TEST(MyTest, MyTest) {
  base::ThreadTaskRunnerHandle::Get()->PostTask(FROM_HERE, base::BindOnce(&A));
      FROM_HERE, base::BindOnce(&C), base::TimeDelta::Max());

  // This runs the (Thread|Sequenced)TaskRunnerHandle queue until it is empty.
  // Delayed tasks are not added to the queue until they are ripe for execution.
  // A and B have been executed. C is not ripe for execution yet.

  base::RunLoop run_loop;
  base::ThreadTaskRunnerHandle::Get()->PostTask(FROM_HERE, base::BindOnce(&D));
  base::ThreadTaskRunnerHandle::Get()->PostTask(FROM_HERE, run_loop.QuitClosure());
  base::ThreadTaskRunnerHandle::Get()->PostTask(FROM_HERE, base::BindOnce(&E));

  // This runs the (Thread|Sequenced)TaskRunnerHandle queue until QuitClosure is
  // invoked.
  // D and run_loop.QuitClosure() have been executed. E is still in the queue.

  // Tasks posted to thread pool run asynchronously as they are posted.
  base::PostTaskWithTraits(FROM_HERE, base::TaskTraits(), base::BindOnce(&F));
  auto task_runner =
  task_runner->PostTask(FROM_HERE, base::BindOnce(&G));

  // To block until all tasks posted to thread pool are done running:
  // F and G have been executed.

      FROM_HERE, base::TaskTrait(),
      base::BindOnce(&H), base::BindOnce(&I));

  // This runs the (Thread|Sequenced)TaskRunnerHandle queue until both the
  // (Thread|Sequenced)TaskRunnerHandle queue and the TaskSchedule queue are
  // empty:
  // E, H, I have been executed.

Using ThreadPool in a New Process

ThreadPool needs to be initialized in a process before the functions in base/task/post_task.h can be used. Initialization of ThreadPool in the Chrome browser process and child processes (renderer, GPU, utility) has already been taken care of. To use ThreadPool in another process, initialize ThreadPool early in the main function:

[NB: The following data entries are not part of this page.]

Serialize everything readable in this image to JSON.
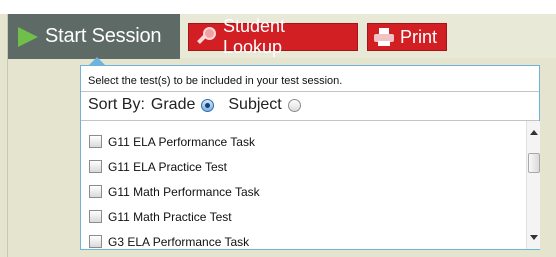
{
  "toolbar": {
    "start_session_label": "Start Session",
    "student_lookup_label": "Student Lookup",
    "print_label": "Print",
    "colors": {
      "session_bg": "#5e6a66",
      "play_icon": "#6fbf4a",
      "action_red": "#d21f24"
    },
    "icons": {
      "start": "play-icon",
      "lookup": "magnifier-icon",
      "print": "printer-icon"
    }
  },
  "test_panel": {
    "instructions": "Select the test(s) to be included in your test session.",
    "sort_by_label": "Sort By:",
    "sort_options": [
      {
        "label": "Grade",
        "selected": true
      },
      {
        "label": "Subject",
        "selected": false
      }
    ],
    "tests": [
      {
        "label": "G11 ELA Performance Task",
        "checked": false
      },
      {
        "label": "G11 ELA Practice Test",
        "checked": false
      },
      {
        "label": "G11 Math Performance Task",
        "checked": false
      },
      {
        "label": "G11 Math Practice Test",
        "checked": false
      },
      {
        "label": "G3 ELA Performance Task",
        "checked": false
      }
    ],
    "colors": {
      "border": "#6eb3dd"
    }
  }
}
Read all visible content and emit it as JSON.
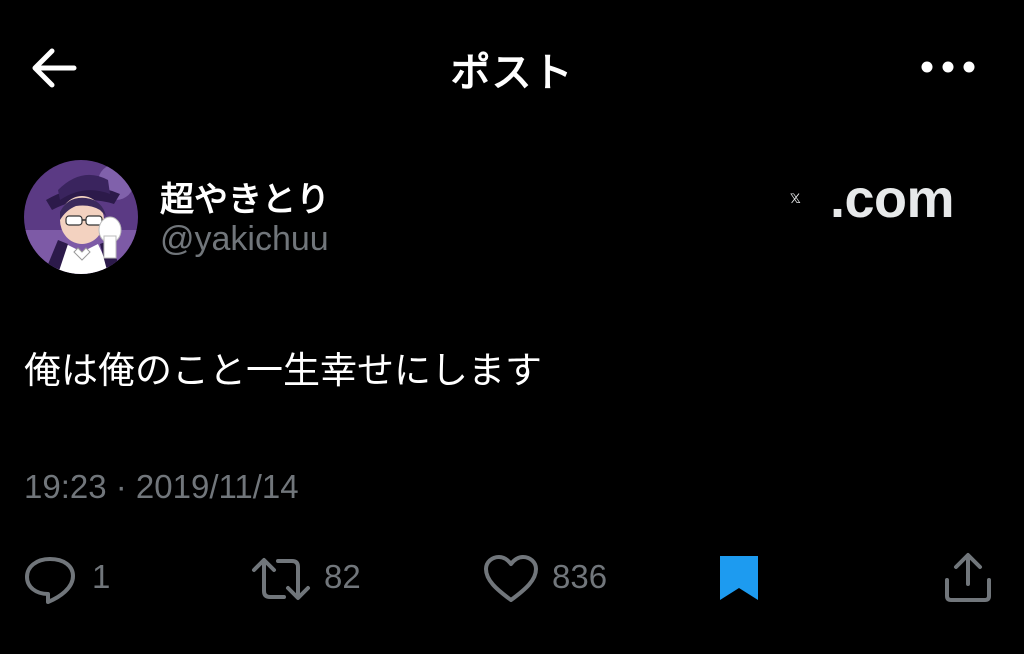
{
  "header": {
    "title": "ポスト",
    "back_icon": "arrow-left-icon",
    "more_icon": "more-horizontal-icon"
  },
  "author": {
    "display_name": "超やきとり",
    "handle": "@yakichuu",
    "avatar_icon": "avatar-illustration"
  },
  "watermark": {
    "logo": "x-logo",
    "text": ".com"
  },
  "post": {
    "text": "俺は俺のこと一生幸せにします",
    "timestamp": "19:23 · 2019/11/14"
  },
  "actions": {
    "reply": {
      "icon": "reply-bubble-icon",
      "count": "1"
    },
    "repost": {
      "icon": "repost-arrows-icon",
      "count": "82"
    },
    "like": {
      "icon": "heart-icon",
      "count": "836"
    },
    "bookmark": {
      "icon": "bookmark-icon",
      "active": true,
      "color": "#1d9bf0"
    },
    "share": {
      "icon": "share-upload-icon"
    }
  },
  "colors": {
    "background": "#000000",
    "text_primary": "#ffffff",
    "text_secondary": "#71767b",
    "accent": "#1d9bf0"
  }
}
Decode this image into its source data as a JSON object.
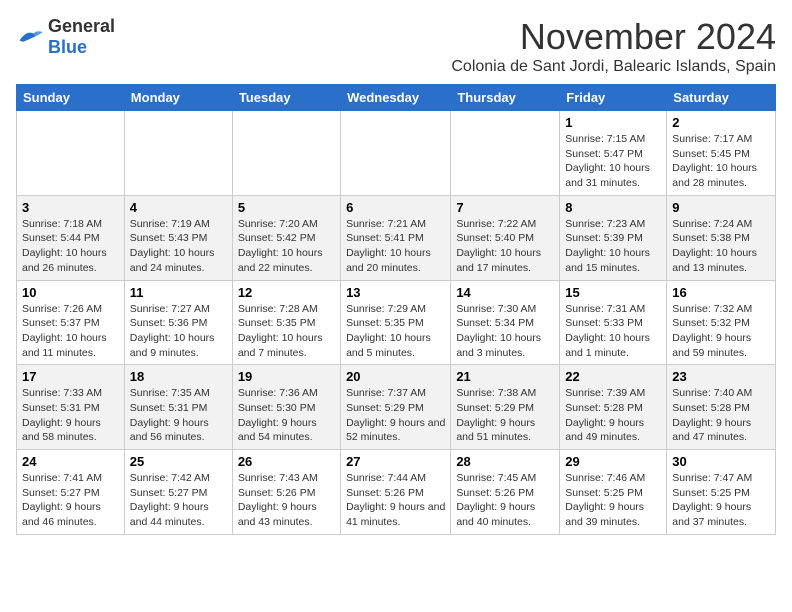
{
  "logo": {
    "text_general": "General",
    "text_blue": "Blue"
  },
  "title": "November 2024",
  "location": "Colonia de Sant Jordi, Balearic Islands, Spain",
  "days_of_week": [
    "Sunday",
    "Monday",
    "Tuesday",
    "Wednesday",
    "Thursday",
    "Friday",
    "Saturday"
  ],
  "weeks": [
    [
      {
        "day": "",
        "info": ""
      },
      {
        "day": "",
        "info": ""
      },
      {
        "day": "",
        "info": ""
      },
      {
        "day": "",
        "info": ""
      },
      {
        "day": "",
        "info": ""
      },
      {
        "day": "1",
        "info": "Sunrise: 7:15 AM\nSunset: 5:47 PM\nDaylight: 10 hours and 31 minutes."
      },
      {
        "day": "2",
        "info": "Sunrise: 7:17 AM\nSunset: 5:45 PM\nDaylight: 10 hours and 28 minutes."
      }
    ],
    [
      {
        "day": "3",
        "info": "Sunrise: 7:18 AM\nSunset: 5:44 PM\nDaylight: 10 hours and 26 minutes."
      },
      {
        "day": "4",
        "info": "Sunrise: 7:19 AM\nSunset: 5:43 PM\nDaylight: 10 hours and 24 minutes."
      },
      {
        "day": "5",
        "info": "Sunrise: 7:20 AM\nSunset: 5:42 PM\nDaylight: 10 hours and 22 minutes."
      },
      {
        "day": "6",
        "info": "Sunrise: 7:21 AM\nSunset: 5:41 PM\nDaylight: 10 hours and 20 minutes."
      },
      {
        "day": "7",
        "info": "Sunrise: 7:22 AM\nSunset: 5:40 PM\nDaylight: 10 hours and 17 minutes."
      },
      {
        "day": "8",
        "info": "Sunrise: 7:23 AM\nSunset: 5:39 PM\nDaylight: 10 hours and 15 minutes."
      },
      {
        "day": "9",
        "info": "Sunrise: 7:24 AM\nSunset: 5:38 PM\nDaylight: 10 hours and 13 minutes."
      }
    ],
    [
      {
        "day": "10",
        "info": "Sunrise: 7:26 AM\nSunset: 5:37 PM\nDaylight: 10 hours and 11 minutes."
      },
      {
        "day": "11",
        "info": "Sunrise: 7:27 AM\nSunset: 5:36 PM\nDaylight: 10 hours and 9 minutes."
      },
      {
        "day": "12",
        "info": "Sunrise: 7:28 AM\nSunset: 5:35 PM\nDaylight: 10 hours and 7 minutes."
      },
      {
        "day": "13",
        "info": "Sunrise: 7:29 AM\nSunset: 5:35 PM\nDaylight: 10 hours and 5 minutes."
      },
      {
        "day": "14",
        "info": "Sunrise: 7:30 AM\nSunset: 5:34 PM\nDaylight: 10 hours and 3 minutes."
      },
      {
        "day": "15",
        "info": "Sunrise: 7:31 AM\nSunset: 5:33 PM\nDaylight: 10 hours and 1 minute."
      },
      {
        "day": "16",
        "info": "Sunrise: 7:32 AM\nSunset: 5:32 PM\nDaylight: 9 hours and 59 minutes."
      }
    ],
    [
      {
        "day": "17",
        "info": "Sunrise: 7:33 AM\nSunset: 5:31 PM\nDaylight: 9 hours and 58 minutes."
      },
      {
        "day": "18",
        "info": "Sunrise: 7:35 AM\nSunset: 5:31 PM\nDaylight: 9 hours and 56 minutes."
      },
      {
        "day": "19",
        "info": "Sunrise: 7:36 AM\nSunset: 5:30 PM\nDaylight: 9 hours and 54 minutes."
      },
      {
        "day": "20",
        "info": "Sunrise: 7:37 AM\nSunset: 5:29 PM\nDaylight: 9 hours and 52 minutes."
      },
      {
        "day": "21",
        "info": "Sunrise: 7:38 AM\nSunset: 5:29 PM\nDaylight: 9 hours and 51 minutes."
      },
      {
        "day": "22",
        "info": "Sunrise: 7:39 AM\nSunset: 5:28 PM\nDaylight: 9 hours and 49 minutes."
      },
      {
        "day": "23",
        "info": "Sunrise: 7:40 AM\nSunset: 5:28 PM\nDaylight: 9 hours and 47 minutes."
      }
    ],
    [
      {
        "day": "24",
        "info": "Sunrise: 7:41 AM\nSunset: 5:27 PM\nDaylight: 9 hours and 46 minutes."
      },
      {
        "day": "25",
        "info": "Sunrise: 7:42 AM\nSunset: 5:27 PM\nDaylight: 9 hours and 44 minutes."
      },
      {
        "day": "26",
        "info": "Sunrise: 7:43 AM\nSunset: 5:26 PM\nDaylight: 9 hours and 43 minutes."
      },
      {
        "day": "27",
        "info": "Sunrise: 7:44 AM\nSunset: 5:26 PM\nDaylight: 9 hours and 41 minutes."
      },
      {
        "day": "28",
        "info": "Sunrise: 7:45 AM\nSunset: 5:26 PM\nDaylight: 9 hours and 40 minutes."
      },
      {
        "day": "29",
        "info": "Sunrise: 7:46 AM\nSunset: 5:25 PM\nDaylight: 9 hours and 39 minutes."
      },
      {
        "day": "30",
        "info": "Sunrise: 7:47 AM\nSunset: 5:25 PM\nDaylight: 9 hours and 37 minutes."
      }
    ]
  ]
}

// This initializes and starts ThreadPool with default params.
// The base/task/post_task.h API can now be used. Tasks will be // scheduled as
// they are posted.

// This initializes ThreadPool.
// The base/task/post_task.h API can now be used. No threads // will be created
// and no tasks will be scheduled until after Start() is called.
// ThreadPool can now create threads and schedule tasks.

And shutdown ThreadPool late in the main function:

// Tasks posted with TaskShutdownBehavior::BLOCK_SHUTDOWN and
// tasks posted with TaskShutdownBehavior::SKIP_ON_SHUTDOWN that
// have started to run before the Shutdown() call have now completed their
// execution. Tasks posted with
// TaskShutdownBehavior::CONTINUE_ON_SHUTDOWN may still be
// running.

TaskRunner ownership (encourage no dependency injection)

TaskRunners shouldn't be passed through several components. Instead, the components that uses a TaskRunner should be the one that creates it.

See this example of a refactoring where a TaskRunner was passed through a lot of components only to be used in an eventual leaf. The leaf can and should now obtain its TaskRunner directly from base/task/post_task.h.

Dependency injection of TaskRunners can still seldomly be useful to unit test a component when triggering a specific race in a specific way is essential to the test. For such cases the preferred approach is the following:

class FooWithCustomizableTaskRunnerForTesting {

  void SetBackgroundTaskRunnerForTesting(
      scoped_refptr<base::SequencedTaskRunner> background_task_runner);

  scoped_refptr<base::SequencedTaskRunner> background_task_runner_ =
          {base::MayBlock(), base::TaskPriority::BEST_EFFORT});

Note that this still allows removing all layers of plumbing between //chrome and that component since unit tests will use the leaf layer directly.


See Threading and Tasks FAQ for more examples.